(Stored items)

----

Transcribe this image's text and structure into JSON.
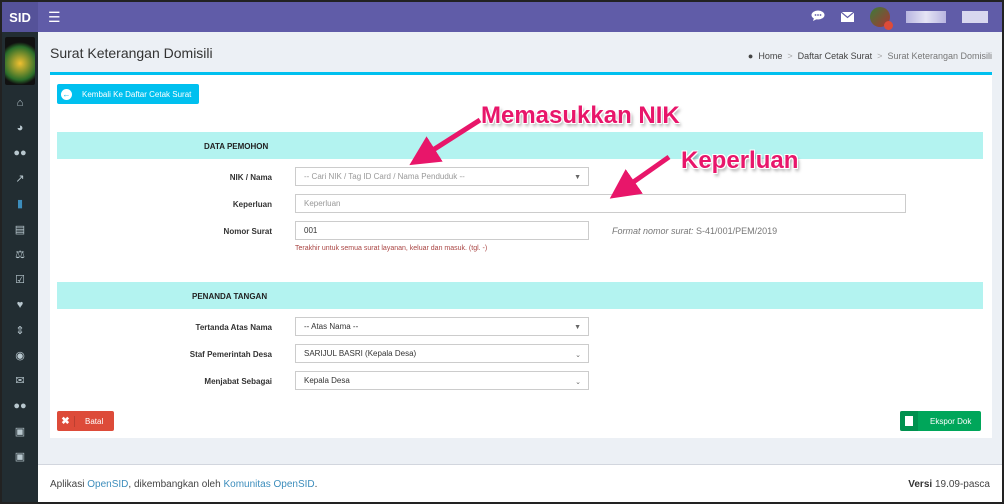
{
  "app": {
    "brand": "SID"
  },
  "colors": {
    "topbar": "#605ca8",
    "sidebar": "#222d32",
    "accent": "#00c0ef",
    "section": "#b3f3f0",
    "danger": "#dd4b39",
    "success": "#00a65a",
    "annotation": "#e8166a"
  },
  "topbar": {
    "icons": [
      "comments-icon",
      "envelope-icon",
      "user-avatar"
    ]
  },
  "sidebar": {
    "icons": [
      "home-icon",
      "dashboard-icon",
      "users-icon",
      "chart-icon",
      "book-icon",
      "list-icon",
      "balance-icon",
      "check-icon",
      "heart-icon",
      "signpost-icon",
      "globe-icon",
      "envelope-icon",
      "group-icon",
      "desktop-icon",
      "inbox-icon"
    ]
  },
  "page": {
    "title": "Surat Keterangan Domisili",
    "breadcrumb": {
      "home": "Home",
      "list": "Daftar Cetak Surat",
      "current": "Surat Keterangan Domisili",
      "sep": ">"
    }
  },
  "back_button": "Kembali Ke Daftar Cetak Surat",
  "section_pemohon": {
    "title": "DATA PEMOHON",
    "nik_label": "NIK / Nama",
    "nik_placeholder": "-- Cari NIK / Tag ID Card / Nama Penduduk --",
    "keperluan_label": "Keperluan",
    "keperluan_placeholder": "Keperluan",
    "nomor_label": "Nomor Surat",
    "nomor_value": "001",
    "nomor_help": "Terakhir untuk semua surat layanan, keluar dan masuk. (tgl. -)",
    "format_label": "Format nomor surat:",
    "format_value": "S-41/001/PEM/2019"
  },
  "section_penanda": {
    "title": "PENANDA TANGAN",
    "atas_nama_label": "Tertanda Atas Nama",
    "atas_nama_value": "-- Atas Nama --",
    "staf_label": "Staf Pemerintah Desa",
    "staf_value": "SARIJUL BASRI (Kepala Desa)",
    "jabatan_label": "Menjabat Sebagai",
    "jabatan_value": "Kepala Desa"
  },
  "actions": {
    "cancel": "Batal",
    "export": "Ekspor Dok"
  },
  "annotations": {
    "nik": "Memasukkan NIK",
    "keperluan": "Keperluan"
  },
  "footer": {
    "prefix": "Aplikasi",
    "app_link": "OpenSID",
    "middle": ", dikembangkan oleh",
    "community_link": "Komunitas OpenSID",
    "suffix": ".",
    "version_label": "Versi",
    "version_value": "19.09-pasca"
  }
}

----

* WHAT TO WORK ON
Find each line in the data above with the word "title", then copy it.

* THE COMPLETED TASK
    "title": "Surat Keterangan Domisili",
    "title": "DATA PEMOHON",
    "title": "PENANDA TANGAN",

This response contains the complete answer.